  10. A deeper exploration of this significant site would have offered some lessons on some of the very same issues humans are still dealing with today. Cahokia was the site of an extremely successful and sophisticated culture. The people had a very accurate astronomical observatory at and around Monk’s Mound, which is also remarkable for its state of preservation. This was due to the careful planning that went into the structure of the mounds, allowing for drainage. In its day Monk’s Mound was as tall as a ten-story building. It is the largest earthen structure in the world, not merely a “dirt hill”, and its base is comparable to the Great Pyramid at Giza and larger than the Pyramid of the Sun at Teotihuacan.

    The Cahokians produced a variety of corn which provided so much nutrition that they had very high fertility rates. This made for a very powerful nation until the whitetail deer, upon which the population relied for protein, became scarce due to over-hunting, and the area around Cahokia became deforested.

    The people worshipped a fertile goddess, images of which have been found all around the settlement (which was larger than London at the time.) Eventually stockades were built to protect the population from other Indian people, who were less settled, worshipped warrior gods and increasingly engaged in wars with Cahokians. There were most likely internal conflicts as well. But in its height Cahokia was one of the most sophisticated cities on earth, with a complex political structure and flourishing arts.

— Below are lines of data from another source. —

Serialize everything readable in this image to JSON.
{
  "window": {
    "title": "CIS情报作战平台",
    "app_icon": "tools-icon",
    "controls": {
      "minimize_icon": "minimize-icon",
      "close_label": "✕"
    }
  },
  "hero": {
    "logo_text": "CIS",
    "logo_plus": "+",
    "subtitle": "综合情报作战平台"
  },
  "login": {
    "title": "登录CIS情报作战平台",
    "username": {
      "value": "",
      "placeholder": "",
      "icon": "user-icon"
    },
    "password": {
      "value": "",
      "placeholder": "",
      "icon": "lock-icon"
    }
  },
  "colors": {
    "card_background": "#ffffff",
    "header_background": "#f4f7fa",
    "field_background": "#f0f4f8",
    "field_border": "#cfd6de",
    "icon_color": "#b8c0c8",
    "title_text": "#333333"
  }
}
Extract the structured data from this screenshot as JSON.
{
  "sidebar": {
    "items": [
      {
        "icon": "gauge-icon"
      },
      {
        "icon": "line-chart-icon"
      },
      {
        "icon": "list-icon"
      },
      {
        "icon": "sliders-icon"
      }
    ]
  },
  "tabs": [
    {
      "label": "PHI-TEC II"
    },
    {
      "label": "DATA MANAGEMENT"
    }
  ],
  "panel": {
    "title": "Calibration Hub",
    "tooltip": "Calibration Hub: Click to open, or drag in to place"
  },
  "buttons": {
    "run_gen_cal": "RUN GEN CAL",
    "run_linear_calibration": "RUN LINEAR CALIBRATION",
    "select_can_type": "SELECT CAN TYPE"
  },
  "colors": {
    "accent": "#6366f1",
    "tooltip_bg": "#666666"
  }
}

    1. I don’t disagree with most of what you said. However,

      1) Today it is certainly not the largest earthen structure in the world. Not even close. Today all that remains are grassy hills.

      2) Earthen mounds are really not on the same level with stone structure you find in other parts of the world. The engineering required to build the pyramids or the great wall is totally different than building an earthen mound.

      3) For the most part, North American tribes were nomadic. In other parts of the world with nomadic peoples (Arabia and Central Asia) you also don’t see permanent structures like you find in Europe, Mexico, China, Mesopotamia or India.

      4) I am not arguing about the significance of the site, as it is probably the most significant settlement north of Mesa Verde. Nonetheless, it pales in comparison to what you can find in the American Southwest or in Mexico.

Comments are closed.